• _DIRECTIONS FOR THIS TASK_
All entries, exactly as written, should be output again.

• _DATA SHOWN_
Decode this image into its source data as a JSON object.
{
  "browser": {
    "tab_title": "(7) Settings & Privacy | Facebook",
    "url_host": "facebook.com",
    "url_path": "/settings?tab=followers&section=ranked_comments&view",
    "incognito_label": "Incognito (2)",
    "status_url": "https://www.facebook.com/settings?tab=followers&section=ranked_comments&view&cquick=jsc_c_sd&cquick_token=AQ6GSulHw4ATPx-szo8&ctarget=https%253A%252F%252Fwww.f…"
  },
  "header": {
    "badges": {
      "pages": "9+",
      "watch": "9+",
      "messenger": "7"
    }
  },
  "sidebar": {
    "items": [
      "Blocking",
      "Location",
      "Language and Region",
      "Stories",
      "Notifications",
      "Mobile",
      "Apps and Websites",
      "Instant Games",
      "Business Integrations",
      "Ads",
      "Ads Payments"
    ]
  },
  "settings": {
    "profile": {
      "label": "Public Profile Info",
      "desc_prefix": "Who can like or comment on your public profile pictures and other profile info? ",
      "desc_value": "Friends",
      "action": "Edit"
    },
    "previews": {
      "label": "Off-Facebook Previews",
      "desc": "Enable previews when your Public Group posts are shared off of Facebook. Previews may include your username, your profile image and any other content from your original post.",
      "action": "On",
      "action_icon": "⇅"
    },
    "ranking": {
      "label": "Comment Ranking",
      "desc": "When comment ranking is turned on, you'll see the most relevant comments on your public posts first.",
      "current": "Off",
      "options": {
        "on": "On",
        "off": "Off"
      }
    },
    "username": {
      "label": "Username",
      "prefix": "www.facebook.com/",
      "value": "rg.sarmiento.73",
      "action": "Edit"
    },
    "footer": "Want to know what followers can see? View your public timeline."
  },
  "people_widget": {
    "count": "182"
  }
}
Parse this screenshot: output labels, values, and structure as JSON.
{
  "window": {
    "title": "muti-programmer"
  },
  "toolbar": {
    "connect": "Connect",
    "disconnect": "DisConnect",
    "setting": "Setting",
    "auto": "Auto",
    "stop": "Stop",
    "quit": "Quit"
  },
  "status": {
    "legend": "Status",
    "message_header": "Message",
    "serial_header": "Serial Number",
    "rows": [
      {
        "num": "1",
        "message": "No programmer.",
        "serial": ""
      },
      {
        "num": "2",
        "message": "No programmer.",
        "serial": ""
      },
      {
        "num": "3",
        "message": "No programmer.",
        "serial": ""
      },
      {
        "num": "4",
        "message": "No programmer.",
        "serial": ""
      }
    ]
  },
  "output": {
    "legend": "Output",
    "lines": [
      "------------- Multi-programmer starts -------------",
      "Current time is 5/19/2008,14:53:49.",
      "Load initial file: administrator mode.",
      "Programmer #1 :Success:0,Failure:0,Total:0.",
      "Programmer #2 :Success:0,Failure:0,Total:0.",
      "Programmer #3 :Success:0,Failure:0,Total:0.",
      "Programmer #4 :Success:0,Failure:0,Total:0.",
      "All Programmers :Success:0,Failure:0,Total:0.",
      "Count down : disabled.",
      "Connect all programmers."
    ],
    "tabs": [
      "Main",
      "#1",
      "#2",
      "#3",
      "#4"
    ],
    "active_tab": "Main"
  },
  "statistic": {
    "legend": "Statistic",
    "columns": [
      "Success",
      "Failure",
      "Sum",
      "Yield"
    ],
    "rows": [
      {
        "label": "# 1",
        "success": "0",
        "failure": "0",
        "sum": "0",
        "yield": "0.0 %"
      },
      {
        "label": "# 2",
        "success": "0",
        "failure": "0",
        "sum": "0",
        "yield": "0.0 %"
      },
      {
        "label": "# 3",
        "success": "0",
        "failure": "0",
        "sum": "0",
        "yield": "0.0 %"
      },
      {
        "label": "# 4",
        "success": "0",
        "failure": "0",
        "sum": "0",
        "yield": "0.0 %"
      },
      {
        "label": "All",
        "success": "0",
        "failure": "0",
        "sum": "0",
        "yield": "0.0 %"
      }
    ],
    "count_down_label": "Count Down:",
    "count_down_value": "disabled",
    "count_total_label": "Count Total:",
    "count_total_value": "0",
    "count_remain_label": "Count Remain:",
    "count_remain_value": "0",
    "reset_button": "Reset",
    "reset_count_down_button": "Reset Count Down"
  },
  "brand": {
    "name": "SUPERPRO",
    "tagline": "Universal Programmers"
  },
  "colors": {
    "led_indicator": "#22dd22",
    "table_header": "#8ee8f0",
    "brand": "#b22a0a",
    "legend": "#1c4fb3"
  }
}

• _OUTPUT BELOW_
Decode this image into its source data as a JSON object.
{
  "browser": {
    "tab_title": "(7) Settings & Privacy | Facebook",
    "url_host": "facebook.com",
    "url_path": "/settings?tab=followers&section=ranked_comments&view",
    "incognito_label": "Incognito (2)",
    "status_url": "https://www.facebook.com/settings?tab=followers&section=ranked_comments&view&cquick=jsc_c_sd&cquick_token=AQ6GSulHw4ATPx-szo8&ctarget=https%253A%252F%252Fwww.f…"
  },
  "header": {
    "badges": {
      "pages": "9+",
      "watch": "9+",
      "messenger": "7"
    }
  },
  "sidebar": {
    "items": [
      "Blocking",
      "Location",
      "Language and Region",
      "Stories",
      "Notifications",
      "Mobile",
      "Apps and Websites",
      "Instant Games",
      "Business Integrations",
      "Ads",
      "Ads Payments"
    ]
  },
  "settings": {
    "profile": {
      "label": "Public Profile Info",
      "desc_prefix": "Who can like or comment on your public profile pictures and other profile info? ",
      "desc_value": "Friends",
      "action": "Edit"
    },
    "previews": {
      "label": "Off-Facebook Previews",
      "desc": "Enable previews when your Public Group posts are shared off of Facebook. Previews may include your username, your profile image and any other content from your original post.",
      "action": "On",
      "action_icon": "⇅"
    },
    "ranking": {
      "label": "Comment Ranking",
      "desc": "When comment ranking is turned on, you'll see the most relevant comments on your public posts first.",
      "current": "Off",
      "options": {
        "on": "On",
        "off": "Off"
      }
    },
    "username": {
      "label": "Username",
      "prefix": "www.facebook.com/",
      "value": "rg.sarmiento.73",
      "action": "Edit"
    },
    "footer": "Want to know what followers can see? View your public timeline."
  },
  "people_widget": {
    "count": "182"
  }
}
Parse this screenshot: output labels, values, and structure as JSON.
{
  "window": {
    "title": "muti-programmer"
  },
  "toolbar": {
    "connect": "Connect",
    "disconnect": "DisConnect",
    "setting": "Setting",
    "auto": "Auto",
    "stop": "Stop",
    "quit": "Quit"
  },
  "status": {
    "legend": "Status",
    "message_header": "Message",
    "serial_header": "Serial Number",
    "rows": [
      {
        "num": "1",
        "message": "No programmer.",
        "serial": ""
      },
      {
        "num": "2",
        "message": "No programmer.",
        "serial": ""
      },
      {
        "num": "3",
        "message": "No programmer.",
        "serial": ""
      },
      {
        "num": "4",
        "message": "No programmer.",
        "serial": ""
      }
    ]
  },
  "output": {
    "legend": "Output",
    "lines": [
      "------------- Multi-programmer starts -------------",
      "Current time is 5/19/2008,14:53:49.",
      "Load initial file: administrator mode.",
      "Programmer #1 :Success:0,Failure:0,Total:0.",
      "Programmer #2 :Success:0,Failure:0,Total:0.",
      "Programmer #3 :Success:0,Failure:0,Total:0.",
      "Programmer #4 :Success:0,Failure:0,Total:0.",
      "All Programmers :Success:0,Failure:0,Total:0.",
      "Count down : disabled.",
      "Connect all programmers."
    ],
    "tabs": [
      "Main",
      "#1",
      "#2",
      "#3",
      "#4"
    ],
    "active_tab": "Main"
  },
  "statistic": {
    "legend": "Statistic",
    "columns": [
      "Success",
      "Failure",
      "Sum",
      "Yield"
    ],
    "rows": [
      {
        "label": "# 1",
        "success": "0",
        "failure": "0",
        "sum": "0",
        "yield": "0.0 %"
      },
      {
        "label": "# 2",
        "success": "0",
        "failure": "0",
        "sum": "0",
        "yield": "0.0 %"
      },
      {
        "label": "# 3",
        "success": "0",
        "failure": "0",
        "sum": "0",
        "yield": "0.0 %"
      },
      {
        "label": "# 4",
        "success": "0",
        "failure": "0",
        "sum": "0",
        "yield": "0.0 %"
      },
      {
        "label": "All",
        "success": "0",
        "failure": "0",
        "sum": "0",
        "yield": "0.0 %"
      }
    ],
    "count_down_label": "Count Down:",
    "count_down_value": "disabled",
    "count_total_label": "Count Total:",
    "count_total_value": "0",
    "count_remain_label": "Count Remain:",
    "count_remain_value": "0",
    "reset_button": "Reset",
    "reset_count_down_button": "Reset Count Down"
  },
  "brand": {
    "name": "SUPERPRO",
    "tagline": "Universal Programmers"
  },
  "colors": {
    "led_indicator": "#22dd22",
    "table_header": "#8ee8f0",
    "brand": "#b22a0a",
    "legend": "#1c4fb3"
  }
}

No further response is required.